EXERCISE INSTRUCTIONS: Look through the records, and whenever a line includes the word "crawling", copy it.

Collected data entries:
# # # #

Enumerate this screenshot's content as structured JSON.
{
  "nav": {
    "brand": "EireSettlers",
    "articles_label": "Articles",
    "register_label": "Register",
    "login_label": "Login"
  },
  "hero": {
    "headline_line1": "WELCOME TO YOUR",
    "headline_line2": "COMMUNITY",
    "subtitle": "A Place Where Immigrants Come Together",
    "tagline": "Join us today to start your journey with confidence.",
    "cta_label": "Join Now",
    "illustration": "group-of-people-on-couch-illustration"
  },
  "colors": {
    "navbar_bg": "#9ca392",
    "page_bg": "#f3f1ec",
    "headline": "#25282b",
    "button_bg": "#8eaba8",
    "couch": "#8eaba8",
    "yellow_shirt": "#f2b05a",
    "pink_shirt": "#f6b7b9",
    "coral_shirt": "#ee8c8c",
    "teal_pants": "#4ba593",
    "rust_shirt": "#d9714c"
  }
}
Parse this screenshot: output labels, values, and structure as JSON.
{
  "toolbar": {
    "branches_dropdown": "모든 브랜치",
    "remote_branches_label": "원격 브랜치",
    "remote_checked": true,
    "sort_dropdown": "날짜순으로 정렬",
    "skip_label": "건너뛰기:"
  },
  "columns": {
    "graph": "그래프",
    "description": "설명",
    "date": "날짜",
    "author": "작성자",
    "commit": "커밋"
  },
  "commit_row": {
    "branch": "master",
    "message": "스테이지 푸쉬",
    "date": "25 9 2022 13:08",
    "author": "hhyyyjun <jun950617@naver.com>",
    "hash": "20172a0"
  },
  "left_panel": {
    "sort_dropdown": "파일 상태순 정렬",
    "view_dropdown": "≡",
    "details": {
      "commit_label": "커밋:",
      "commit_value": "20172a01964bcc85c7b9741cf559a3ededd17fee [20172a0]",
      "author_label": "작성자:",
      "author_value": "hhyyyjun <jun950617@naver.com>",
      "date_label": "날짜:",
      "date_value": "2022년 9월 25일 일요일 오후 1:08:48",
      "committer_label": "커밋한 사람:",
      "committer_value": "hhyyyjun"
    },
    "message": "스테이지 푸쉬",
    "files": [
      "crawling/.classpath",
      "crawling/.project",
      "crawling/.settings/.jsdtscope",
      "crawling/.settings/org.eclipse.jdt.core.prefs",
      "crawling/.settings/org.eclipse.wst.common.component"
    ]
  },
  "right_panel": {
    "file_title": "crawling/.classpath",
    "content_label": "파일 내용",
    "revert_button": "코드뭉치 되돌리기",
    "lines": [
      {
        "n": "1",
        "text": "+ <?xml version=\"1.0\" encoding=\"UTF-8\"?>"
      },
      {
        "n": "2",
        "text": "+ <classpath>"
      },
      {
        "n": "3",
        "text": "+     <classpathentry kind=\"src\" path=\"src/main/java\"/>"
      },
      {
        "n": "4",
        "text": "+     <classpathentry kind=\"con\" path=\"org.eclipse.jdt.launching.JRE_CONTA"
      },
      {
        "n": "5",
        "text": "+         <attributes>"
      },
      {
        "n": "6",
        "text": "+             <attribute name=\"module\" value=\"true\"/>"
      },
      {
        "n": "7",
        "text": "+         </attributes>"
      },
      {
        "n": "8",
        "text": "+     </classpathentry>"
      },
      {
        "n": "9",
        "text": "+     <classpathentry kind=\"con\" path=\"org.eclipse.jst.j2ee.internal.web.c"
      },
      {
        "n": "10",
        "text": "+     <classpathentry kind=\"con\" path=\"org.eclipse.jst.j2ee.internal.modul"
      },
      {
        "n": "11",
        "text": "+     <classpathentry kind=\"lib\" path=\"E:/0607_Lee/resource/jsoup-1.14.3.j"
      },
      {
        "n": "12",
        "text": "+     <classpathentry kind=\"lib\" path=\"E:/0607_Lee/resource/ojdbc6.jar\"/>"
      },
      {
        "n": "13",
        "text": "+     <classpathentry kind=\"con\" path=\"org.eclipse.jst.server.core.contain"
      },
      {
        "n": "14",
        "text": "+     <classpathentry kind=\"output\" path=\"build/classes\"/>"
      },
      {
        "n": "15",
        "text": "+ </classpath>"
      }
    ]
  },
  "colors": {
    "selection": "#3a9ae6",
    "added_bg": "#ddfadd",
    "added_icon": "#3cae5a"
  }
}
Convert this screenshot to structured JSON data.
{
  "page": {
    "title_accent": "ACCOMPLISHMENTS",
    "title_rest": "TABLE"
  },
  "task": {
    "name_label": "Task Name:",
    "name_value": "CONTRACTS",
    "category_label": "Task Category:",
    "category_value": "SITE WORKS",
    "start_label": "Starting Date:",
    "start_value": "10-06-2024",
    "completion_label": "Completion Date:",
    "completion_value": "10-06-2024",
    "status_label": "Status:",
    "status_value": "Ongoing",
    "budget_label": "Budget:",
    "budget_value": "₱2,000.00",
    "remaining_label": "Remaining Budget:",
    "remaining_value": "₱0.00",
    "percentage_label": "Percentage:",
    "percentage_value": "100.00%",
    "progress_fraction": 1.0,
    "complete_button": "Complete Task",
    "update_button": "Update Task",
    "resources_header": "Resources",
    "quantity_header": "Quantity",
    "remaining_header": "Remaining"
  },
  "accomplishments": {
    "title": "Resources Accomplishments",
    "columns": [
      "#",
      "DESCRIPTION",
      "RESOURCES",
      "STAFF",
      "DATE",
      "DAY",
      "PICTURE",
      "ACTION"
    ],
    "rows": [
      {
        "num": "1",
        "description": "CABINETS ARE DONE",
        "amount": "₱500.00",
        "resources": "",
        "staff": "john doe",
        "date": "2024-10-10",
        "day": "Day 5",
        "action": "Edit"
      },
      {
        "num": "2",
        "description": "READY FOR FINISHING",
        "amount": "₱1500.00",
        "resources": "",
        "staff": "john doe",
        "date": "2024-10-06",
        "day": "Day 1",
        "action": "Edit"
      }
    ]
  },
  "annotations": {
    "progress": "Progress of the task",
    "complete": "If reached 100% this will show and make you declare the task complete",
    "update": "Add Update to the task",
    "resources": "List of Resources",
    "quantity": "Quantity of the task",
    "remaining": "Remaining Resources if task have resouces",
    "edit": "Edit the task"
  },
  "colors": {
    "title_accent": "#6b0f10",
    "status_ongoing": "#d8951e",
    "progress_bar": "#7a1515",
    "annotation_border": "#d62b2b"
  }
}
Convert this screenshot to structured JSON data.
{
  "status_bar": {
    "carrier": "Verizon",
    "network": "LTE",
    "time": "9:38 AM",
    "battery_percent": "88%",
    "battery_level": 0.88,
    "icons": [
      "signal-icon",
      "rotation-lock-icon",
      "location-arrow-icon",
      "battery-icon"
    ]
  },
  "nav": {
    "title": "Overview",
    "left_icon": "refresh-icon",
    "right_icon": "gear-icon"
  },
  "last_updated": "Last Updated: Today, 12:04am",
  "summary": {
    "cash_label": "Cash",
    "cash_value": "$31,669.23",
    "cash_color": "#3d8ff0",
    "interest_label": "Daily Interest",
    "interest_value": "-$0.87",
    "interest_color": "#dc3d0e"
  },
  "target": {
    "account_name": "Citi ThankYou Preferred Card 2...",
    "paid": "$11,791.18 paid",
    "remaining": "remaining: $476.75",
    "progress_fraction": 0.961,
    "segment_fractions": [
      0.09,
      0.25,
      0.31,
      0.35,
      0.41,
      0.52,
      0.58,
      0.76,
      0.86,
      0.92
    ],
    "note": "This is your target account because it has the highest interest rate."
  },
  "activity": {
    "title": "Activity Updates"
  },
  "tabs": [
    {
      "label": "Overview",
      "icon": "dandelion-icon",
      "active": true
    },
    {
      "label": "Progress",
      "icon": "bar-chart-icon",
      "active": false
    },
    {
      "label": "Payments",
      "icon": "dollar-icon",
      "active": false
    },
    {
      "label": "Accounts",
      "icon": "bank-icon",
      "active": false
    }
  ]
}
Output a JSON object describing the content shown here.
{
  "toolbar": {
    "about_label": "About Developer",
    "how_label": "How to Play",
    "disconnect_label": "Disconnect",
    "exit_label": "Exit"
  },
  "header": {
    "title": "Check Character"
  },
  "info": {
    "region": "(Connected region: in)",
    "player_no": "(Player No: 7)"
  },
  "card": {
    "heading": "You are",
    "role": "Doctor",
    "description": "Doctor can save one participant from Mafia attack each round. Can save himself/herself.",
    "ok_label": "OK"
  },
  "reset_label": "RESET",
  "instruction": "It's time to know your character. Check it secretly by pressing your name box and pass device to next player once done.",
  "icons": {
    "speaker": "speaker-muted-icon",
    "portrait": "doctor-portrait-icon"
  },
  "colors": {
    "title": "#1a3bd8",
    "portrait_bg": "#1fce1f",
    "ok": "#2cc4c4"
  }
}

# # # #

WORKED SOLUTION:
      "crawling/.classpath",
      "crawling/.project",
      "crawling/.settings/.jsdtscope",
      "crawling/.settings/org.eclipse.jdt.core.prefs",
      "crawling/.settings/org.eclipse.wst.common.component"
    "file_title": "crawling/.classpath",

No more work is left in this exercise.